▸ WHAT THE TASK ASKS: Once you reach the line that contains "Decode this image", retype it and each later line exactly as written, stopping only at the end of the listing.

▸ PROVIDED RECORDS:

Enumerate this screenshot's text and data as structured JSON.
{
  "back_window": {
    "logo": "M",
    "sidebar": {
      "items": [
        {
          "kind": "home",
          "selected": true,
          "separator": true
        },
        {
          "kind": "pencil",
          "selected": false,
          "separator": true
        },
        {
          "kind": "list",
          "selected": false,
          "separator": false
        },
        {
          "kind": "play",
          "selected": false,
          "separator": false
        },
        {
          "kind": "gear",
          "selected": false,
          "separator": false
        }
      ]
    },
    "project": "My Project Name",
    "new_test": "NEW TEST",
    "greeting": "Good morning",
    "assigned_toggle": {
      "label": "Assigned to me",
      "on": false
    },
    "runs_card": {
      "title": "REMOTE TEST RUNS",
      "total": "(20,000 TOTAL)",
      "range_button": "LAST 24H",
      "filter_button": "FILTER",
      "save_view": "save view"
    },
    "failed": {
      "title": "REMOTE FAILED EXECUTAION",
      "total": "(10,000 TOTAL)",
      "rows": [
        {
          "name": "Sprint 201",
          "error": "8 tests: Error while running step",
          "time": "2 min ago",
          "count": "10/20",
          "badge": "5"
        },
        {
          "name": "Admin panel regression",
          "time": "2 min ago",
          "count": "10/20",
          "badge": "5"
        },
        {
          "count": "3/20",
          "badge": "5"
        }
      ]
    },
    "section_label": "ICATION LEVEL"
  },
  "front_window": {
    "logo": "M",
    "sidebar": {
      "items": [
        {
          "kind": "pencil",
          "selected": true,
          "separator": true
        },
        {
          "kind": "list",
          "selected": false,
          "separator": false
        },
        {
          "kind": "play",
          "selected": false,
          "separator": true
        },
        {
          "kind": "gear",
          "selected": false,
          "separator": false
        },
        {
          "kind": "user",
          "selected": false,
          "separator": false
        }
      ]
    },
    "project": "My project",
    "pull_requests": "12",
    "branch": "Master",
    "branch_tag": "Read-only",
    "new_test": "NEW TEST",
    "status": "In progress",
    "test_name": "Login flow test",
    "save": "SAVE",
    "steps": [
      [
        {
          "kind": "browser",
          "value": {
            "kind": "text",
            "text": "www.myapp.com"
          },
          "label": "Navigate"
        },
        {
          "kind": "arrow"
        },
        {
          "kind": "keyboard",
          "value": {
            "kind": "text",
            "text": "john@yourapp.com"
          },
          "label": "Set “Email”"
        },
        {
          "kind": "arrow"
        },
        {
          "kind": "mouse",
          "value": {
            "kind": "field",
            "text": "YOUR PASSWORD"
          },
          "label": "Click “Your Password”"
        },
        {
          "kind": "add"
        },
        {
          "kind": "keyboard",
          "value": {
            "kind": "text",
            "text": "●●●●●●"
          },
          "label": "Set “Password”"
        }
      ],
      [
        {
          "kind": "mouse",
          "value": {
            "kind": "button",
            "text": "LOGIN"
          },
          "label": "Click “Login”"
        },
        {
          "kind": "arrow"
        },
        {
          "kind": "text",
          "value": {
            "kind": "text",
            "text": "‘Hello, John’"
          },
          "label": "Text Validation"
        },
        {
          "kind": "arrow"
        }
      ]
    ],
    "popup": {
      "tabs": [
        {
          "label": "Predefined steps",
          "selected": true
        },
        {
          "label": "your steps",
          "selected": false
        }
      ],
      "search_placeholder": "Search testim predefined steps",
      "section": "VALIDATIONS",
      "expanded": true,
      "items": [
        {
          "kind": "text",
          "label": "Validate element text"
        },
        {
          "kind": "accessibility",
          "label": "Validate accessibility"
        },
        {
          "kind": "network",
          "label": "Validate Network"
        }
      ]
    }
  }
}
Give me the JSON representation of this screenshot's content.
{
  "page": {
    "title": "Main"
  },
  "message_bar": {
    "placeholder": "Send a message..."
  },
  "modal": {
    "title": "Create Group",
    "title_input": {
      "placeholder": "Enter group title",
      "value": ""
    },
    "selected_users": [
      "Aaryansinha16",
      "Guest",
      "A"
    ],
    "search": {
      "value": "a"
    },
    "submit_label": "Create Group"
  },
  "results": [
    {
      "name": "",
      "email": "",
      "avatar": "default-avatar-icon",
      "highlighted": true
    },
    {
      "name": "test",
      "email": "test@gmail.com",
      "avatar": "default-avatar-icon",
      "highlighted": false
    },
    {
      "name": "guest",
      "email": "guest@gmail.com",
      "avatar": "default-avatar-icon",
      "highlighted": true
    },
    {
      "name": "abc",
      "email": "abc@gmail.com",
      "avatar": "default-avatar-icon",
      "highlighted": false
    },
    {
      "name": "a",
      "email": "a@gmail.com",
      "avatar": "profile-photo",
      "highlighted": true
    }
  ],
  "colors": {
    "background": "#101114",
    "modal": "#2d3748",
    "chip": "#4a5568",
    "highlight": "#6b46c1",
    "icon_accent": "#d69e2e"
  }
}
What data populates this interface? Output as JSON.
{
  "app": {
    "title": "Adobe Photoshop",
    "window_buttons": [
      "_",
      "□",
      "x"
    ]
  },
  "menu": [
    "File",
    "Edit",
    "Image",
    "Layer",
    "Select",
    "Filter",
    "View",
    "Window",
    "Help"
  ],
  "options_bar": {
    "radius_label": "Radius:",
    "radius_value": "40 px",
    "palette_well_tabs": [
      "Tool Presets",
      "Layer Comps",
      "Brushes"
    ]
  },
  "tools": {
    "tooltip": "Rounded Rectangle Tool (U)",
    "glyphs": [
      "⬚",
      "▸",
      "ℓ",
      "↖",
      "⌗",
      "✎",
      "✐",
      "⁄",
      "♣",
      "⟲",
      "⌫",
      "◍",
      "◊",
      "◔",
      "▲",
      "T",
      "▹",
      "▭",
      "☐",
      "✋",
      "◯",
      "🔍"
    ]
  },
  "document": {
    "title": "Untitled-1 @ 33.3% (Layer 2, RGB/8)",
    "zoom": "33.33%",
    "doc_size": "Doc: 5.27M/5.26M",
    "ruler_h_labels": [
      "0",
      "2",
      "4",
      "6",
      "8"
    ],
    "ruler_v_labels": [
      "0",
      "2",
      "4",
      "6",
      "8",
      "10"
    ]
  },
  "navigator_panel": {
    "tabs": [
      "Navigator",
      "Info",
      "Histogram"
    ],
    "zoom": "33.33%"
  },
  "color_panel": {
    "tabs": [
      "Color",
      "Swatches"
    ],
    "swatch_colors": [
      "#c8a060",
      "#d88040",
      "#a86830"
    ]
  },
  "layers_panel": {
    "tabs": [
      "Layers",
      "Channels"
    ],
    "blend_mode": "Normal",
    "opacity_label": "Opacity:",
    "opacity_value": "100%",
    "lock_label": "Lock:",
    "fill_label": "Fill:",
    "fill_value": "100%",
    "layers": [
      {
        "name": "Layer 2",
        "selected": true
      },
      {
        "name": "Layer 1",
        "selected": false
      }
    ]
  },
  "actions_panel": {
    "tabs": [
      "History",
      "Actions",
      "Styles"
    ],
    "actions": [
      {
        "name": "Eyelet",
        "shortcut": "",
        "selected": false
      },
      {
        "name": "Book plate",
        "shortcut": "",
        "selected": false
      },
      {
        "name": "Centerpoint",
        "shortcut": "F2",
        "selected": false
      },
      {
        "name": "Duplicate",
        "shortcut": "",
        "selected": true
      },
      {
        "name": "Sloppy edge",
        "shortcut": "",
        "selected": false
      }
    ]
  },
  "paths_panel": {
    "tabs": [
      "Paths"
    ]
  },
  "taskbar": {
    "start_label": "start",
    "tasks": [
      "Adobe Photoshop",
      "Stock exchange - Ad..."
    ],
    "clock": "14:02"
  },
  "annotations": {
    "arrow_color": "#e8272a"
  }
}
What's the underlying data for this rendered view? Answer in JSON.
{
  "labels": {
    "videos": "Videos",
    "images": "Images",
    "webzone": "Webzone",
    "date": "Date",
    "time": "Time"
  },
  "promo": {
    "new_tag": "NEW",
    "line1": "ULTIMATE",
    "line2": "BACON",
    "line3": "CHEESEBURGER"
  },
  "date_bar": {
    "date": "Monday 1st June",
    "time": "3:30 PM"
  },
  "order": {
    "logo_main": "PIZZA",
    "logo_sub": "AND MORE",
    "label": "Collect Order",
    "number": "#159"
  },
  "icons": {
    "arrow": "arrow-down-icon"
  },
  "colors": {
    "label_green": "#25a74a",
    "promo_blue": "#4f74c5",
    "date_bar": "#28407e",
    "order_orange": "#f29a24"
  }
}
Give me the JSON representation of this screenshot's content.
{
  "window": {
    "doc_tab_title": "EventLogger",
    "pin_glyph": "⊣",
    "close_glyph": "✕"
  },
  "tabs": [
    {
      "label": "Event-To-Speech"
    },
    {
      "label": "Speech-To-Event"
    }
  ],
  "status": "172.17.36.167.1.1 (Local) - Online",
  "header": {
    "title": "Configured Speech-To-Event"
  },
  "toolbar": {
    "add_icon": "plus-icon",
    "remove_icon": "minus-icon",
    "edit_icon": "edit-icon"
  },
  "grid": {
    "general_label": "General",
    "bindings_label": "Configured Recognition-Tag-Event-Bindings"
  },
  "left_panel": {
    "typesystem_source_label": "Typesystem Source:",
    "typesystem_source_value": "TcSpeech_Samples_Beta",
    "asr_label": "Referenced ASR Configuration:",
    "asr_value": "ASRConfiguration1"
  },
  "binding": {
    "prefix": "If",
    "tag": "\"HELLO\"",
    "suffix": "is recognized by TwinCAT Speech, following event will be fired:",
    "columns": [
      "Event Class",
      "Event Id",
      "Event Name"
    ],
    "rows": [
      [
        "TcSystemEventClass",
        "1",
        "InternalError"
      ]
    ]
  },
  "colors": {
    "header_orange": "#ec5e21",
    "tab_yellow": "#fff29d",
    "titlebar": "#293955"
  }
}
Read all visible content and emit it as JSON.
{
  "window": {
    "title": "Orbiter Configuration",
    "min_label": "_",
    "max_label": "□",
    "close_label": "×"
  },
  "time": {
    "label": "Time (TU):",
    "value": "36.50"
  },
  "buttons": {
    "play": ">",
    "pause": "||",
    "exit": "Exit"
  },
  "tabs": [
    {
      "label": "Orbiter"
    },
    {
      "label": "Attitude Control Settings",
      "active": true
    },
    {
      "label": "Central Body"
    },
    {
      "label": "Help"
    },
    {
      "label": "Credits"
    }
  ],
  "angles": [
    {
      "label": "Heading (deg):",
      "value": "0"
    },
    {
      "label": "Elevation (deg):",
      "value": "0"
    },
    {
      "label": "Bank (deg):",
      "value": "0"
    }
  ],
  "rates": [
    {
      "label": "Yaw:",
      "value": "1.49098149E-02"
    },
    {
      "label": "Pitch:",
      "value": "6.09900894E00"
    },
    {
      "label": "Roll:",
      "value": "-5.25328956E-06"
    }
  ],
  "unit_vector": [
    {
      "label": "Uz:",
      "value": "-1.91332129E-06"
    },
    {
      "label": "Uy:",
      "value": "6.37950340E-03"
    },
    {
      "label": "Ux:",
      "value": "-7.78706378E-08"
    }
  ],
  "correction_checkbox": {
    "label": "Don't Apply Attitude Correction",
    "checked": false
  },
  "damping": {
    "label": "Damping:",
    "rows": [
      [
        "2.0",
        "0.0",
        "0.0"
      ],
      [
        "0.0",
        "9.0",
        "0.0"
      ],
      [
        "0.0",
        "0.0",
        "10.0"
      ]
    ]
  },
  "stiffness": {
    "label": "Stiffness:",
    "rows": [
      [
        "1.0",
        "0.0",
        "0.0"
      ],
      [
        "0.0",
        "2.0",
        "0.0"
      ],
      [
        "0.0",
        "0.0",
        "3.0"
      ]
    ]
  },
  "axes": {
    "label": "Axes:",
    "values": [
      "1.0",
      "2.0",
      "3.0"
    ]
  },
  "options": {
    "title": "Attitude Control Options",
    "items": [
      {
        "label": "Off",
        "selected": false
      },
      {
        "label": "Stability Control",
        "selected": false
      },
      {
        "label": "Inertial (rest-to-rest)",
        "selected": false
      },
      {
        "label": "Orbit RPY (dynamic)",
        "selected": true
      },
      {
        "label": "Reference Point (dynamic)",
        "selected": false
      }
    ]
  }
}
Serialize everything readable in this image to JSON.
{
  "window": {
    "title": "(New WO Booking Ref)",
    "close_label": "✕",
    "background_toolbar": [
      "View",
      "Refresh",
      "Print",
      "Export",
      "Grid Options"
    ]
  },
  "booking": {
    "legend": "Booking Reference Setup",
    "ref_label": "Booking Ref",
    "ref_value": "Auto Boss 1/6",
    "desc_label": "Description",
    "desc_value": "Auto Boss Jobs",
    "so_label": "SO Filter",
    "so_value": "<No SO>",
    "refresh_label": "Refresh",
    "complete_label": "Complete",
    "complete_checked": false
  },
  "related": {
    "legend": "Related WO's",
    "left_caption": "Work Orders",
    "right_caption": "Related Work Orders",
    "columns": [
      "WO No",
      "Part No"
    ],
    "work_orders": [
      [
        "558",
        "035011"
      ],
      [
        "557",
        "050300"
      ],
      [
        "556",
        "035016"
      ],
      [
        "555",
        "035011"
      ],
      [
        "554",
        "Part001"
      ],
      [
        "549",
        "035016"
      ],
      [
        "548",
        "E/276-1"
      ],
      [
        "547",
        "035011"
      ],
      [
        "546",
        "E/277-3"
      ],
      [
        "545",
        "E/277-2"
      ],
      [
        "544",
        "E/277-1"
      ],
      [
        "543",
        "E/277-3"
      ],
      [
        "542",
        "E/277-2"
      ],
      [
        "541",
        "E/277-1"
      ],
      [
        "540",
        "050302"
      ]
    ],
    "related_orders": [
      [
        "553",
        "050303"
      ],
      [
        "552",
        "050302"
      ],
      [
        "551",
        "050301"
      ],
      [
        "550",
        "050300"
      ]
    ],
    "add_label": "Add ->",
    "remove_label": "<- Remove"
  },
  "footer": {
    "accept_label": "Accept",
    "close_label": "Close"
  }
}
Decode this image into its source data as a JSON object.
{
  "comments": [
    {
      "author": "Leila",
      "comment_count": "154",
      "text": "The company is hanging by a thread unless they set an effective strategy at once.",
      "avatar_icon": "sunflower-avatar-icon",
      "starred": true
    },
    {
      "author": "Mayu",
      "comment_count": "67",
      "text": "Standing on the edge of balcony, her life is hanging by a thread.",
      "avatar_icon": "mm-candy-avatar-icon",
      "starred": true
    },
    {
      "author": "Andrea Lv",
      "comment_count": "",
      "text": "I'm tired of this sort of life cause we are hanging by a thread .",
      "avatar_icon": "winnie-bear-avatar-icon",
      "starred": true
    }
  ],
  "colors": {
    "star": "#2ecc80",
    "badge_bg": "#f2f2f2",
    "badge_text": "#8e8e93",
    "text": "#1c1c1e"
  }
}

▸ EXERCISE SOLUTION:
Decode this image into its source data as a JSON object.
{
  "comments": [
    {
      "author": "Leila",
      "comment_count": "154",
      "text": "The company is hanging by a thread unless they set an effective strategy at once.",
      "avatar_icon": "sunflower-avatar-icon",
      "starred": true
    },
    {
      "author": "Mayu",
      "comment_count": "67",
      "text": "Standing on the edge of balcony, her life is hanging by a thread.",
      "avatar_icon": "mm-candy-avatar-icon",
      "starred": true
    },
    {
      "author": "Andrea Lv",
      "comment_count": "",
      "text": "I'm tired of this sort of life cause we are hanging by a thread .",
      "avatar_icon": "winnie-bear-avatar-icon",
      "starred": true
    }
  ],
  "colors": {
    "star": "#2ecc80",
    "badge_bg": "#f2f2f2",
    "badge_text": "#8e8e93",
    "text": "#1c1c1e"
  }
}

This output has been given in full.